** What to work on **
Here are some records; return them all exactly.

(Stored data entries)
◆ ◆ ◆ ◆
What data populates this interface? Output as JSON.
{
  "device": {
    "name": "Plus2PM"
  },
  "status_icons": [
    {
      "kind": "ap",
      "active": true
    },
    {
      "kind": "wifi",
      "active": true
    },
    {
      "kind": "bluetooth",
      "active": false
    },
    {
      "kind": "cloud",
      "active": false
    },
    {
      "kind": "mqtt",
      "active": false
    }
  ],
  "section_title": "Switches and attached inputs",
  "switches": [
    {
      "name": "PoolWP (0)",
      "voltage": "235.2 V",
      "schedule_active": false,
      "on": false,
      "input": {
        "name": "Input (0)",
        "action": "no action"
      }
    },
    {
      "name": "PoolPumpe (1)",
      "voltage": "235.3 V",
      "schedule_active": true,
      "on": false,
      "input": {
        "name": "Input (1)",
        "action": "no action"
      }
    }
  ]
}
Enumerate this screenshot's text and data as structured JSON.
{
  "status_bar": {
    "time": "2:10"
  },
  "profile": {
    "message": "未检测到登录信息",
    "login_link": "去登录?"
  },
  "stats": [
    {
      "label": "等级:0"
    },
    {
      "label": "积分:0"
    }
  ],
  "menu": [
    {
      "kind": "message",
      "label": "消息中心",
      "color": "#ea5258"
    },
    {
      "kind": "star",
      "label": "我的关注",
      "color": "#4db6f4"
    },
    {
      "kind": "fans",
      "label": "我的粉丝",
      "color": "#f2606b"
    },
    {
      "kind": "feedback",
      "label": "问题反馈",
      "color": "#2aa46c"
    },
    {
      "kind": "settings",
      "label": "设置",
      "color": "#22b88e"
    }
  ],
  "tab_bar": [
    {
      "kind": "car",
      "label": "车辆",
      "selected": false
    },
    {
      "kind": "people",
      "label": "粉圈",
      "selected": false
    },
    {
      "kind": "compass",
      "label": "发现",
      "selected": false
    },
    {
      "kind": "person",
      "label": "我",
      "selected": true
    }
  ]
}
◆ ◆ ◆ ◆
** Answer to this exercise **
What data populates this interface? Output as JSON.
{
  "device": {
    "name": "Plus2PM"
  },
  "status_icons": [
    {
      "kind": "ap",
      "active": true
    },
    {
      "kind": "wifi",
      "active": true
    },
    {
      "kind": "bluetooth",
      "active": false
    },
    {
      "kind": "cloud",
      "active": false
    },
    {
      "kind": "mqtt",
      "active": false
    }
  ],
  "section_title": "Switches and attached inputs",
  "switches": [
    {
      "name": "PoolWP (0)",
      "voltage": "235.2 V",
      "schedule_active": false,
      "on": false,
      "input": {
        "name": "Input (0)",
        "action": "no action"
      }
    },
    {
      "name": "PoolPumpe (1)",
      "voltage": "235.3 V",
      "schedule_active": true,
      "on": false,
      "input": {
        "name": "Input (1)",
        "action": "no action"
      }
    }
  ]
}
Enumerate this screenshot's text and data as structured JSON.
{
  "status_bar": {
    "time": "2:10"
  },
  "profile": {
    "message": "未检测到登录信息",
    "login_link": "去登录?"
  },
  "stats": [
    {
      "label": "等级:0"
    },
    {
      "label": "积分:0"
    }
  ],
  "menu": [
    {
      "kind": "message",
      "label": "消息中心",
      "color": "#ea5258"
    },
    {
      "kind": "star",
      "label": "我的关注",
      "color": "#4db6f4"
    },
    {
      "kind": "fans",
      "label": "我的粉丝",
      "color": "#f2606b"
    },
    {
      "kind": "feedback",
      "label": "问题反馈",
      "color": "#2aa46c"
    },
    {
      "kind": "settings",
      "label": "设置",
      "color": "#22b88e"
    }
  ],
  "tab_bar": [
    {
      "kind": "car",
      "label": "车辆",
      "selected": false
    },
    {
      "kind": "people",
      "label": "粉圈",
      "selected": false
    },
    {
      "kind": "compass",
      "label": "发现",
      "selected": false
    },
    {
      "kind": "person",
      "label": "我",
      "selected": true
    }
  ]
}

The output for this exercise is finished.